I'm not sure where they're pulling the $150 million figure from (it has been suggested many times that the game cost far more than that before it was even released), but it's still interesting to note that even CNN Money has picked up on the fact that Star Wars: The Old Republic is going free-to-play and has editorialized about the reasons behind the transition.
The Old Republic, which launched in late December, was supposed to be the next Warcraft. It started off strong, attracting more than 1 million players in its first three days -- a record pace. But within a few months, the subscribers began drifting away. EA won't comment on the game's current paying audience, saying only that it's north of 500,000. 10 million players? That sounds a bit too ambitious to me, but I suppose it's possible without an entrance fee.
"The message from players exiting the game is clear: 40% say they were turned off by the monthly subscription, and many indicate they would come back if we offer a free-to-play model," Electronic Arts (EA) CEO John Riccitiello said on a recent call with investors.
It's a straightforward economics problem. The subscription business model cuts off casual players, who can't justify paying $15 a month (particularly in this tough economy) for a game they only touch on occasion.
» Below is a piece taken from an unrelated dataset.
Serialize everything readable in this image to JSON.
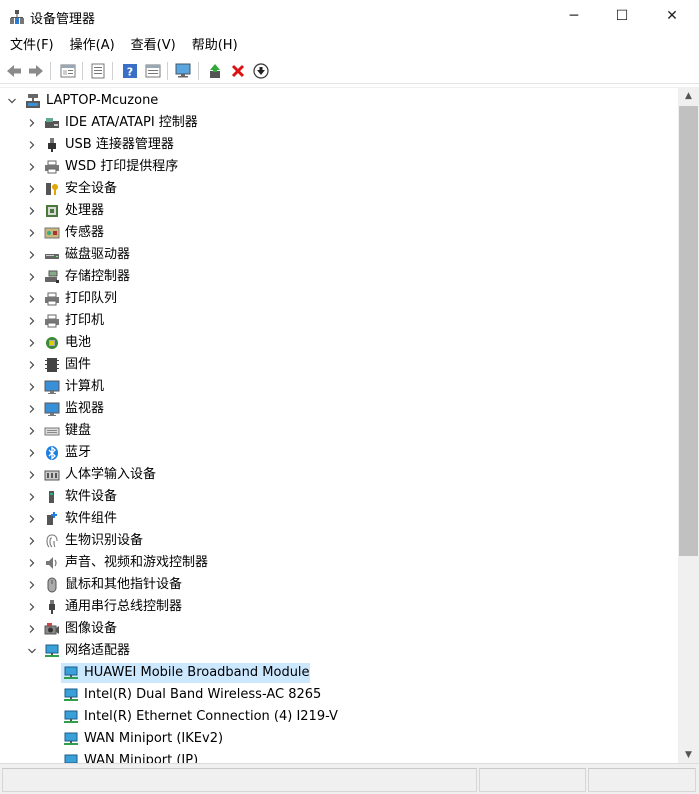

That leaves the hard-core players, who are often reluctant to split their time between more than one or two MMOs at a time.
So EA and its rivals are trying out plan B.
By dropping its subscription fees, Star Wars could attract upwards of 10 million players a month, according to Michael Pachter, a well-quoted video game industry analyst with Wedbush Morgan Securities.